START Supplied information

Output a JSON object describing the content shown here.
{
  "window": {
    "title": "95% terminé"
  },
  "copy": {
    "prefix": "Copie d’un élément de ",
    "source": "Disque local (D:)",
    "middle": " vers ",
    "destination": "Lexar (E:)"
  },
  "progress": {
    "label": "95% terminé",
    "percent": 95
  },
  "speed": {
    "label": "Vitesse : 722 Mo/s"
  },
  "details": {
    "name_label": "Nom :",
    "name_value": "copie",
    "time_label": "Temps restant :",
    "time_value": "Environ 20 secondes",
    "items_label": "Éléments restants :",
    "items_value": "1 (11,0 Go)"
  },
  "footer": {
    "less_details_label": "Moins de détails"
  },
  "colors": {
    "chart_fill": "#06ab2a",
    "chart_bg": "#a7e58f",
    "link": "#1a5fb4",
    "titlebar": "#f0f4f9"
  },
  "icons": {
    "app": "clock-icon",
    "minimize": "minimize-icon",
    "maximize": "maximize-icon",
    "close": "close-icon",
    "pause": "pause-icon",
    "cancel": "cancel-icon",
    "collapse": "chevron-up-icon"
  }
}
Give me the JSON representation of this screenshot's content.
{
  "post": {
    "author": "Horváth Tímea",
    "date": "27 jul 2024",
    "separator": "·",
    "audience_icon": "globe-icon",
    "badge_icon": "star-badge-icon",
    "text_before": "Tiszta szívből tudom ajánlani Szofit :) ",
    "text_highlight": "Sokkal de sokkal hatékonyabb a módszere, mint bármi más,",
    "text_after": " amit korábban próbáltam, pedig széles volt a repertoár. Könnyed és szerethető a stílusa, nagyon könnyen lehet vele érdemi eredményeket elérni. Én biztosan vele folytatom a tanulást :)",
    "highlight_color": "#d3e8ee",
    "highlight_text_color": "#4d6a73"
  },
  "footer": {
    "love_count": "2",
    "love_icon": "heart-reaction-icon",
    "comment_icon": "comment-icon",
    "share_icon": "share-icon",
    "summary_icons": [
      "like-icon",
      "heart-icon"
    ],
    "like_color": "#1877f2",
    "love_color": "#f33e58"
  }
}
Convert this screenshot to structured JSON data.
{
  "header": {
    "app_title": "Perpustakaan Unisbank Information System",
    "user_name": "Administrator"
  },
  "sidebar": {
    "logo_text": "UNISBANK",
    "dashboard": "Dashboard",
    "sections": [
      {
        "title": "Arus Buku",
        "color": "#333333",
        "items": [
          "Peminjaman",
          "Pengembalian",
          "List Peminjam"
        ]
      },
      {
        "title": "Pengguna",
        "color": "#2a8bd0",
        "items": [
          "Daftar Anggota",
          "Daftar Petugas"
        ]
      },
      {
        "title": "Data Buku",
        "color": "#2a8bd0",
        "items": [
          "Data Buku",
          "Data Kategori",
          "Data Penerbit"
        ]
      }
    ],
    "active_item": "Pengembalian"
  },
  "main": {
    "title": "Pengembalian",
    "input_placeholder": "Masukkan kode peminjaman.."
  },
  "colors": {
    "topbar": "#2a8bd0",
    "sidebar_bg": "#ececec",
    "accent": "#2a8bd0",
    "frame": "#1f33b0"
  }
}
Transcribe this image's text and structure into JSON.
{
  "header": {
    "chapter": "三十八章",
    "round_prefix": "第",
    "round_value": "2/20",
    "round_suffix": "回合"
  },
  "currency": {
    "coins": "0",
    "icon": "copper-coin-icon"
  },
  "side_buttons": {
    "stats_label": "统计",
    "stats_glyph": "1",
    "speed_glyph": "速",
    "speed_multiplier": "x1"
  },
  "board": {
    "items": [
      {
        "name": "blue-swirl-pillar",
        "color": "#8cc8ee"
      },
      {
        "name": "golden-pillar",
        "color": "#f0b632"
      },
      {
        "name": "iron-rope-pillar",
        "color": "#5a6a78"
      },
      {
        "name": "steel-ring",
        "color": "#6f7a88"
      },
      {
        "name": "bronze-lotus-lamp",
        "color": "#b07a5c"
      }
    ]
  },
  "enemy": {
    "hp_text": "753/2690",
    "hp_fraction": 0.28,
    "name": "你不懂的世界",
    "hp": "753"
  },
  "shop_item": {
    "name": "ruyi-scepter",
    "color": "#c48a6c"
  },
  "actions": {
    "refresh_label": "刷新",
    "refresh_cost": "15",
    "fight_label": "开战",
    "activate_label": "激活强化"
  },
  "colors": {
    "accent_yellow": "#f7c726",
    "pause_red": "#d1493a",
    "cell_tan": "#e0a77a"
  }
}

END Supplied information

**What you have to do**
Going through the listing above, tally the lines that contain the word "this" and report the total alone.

**The answer**
3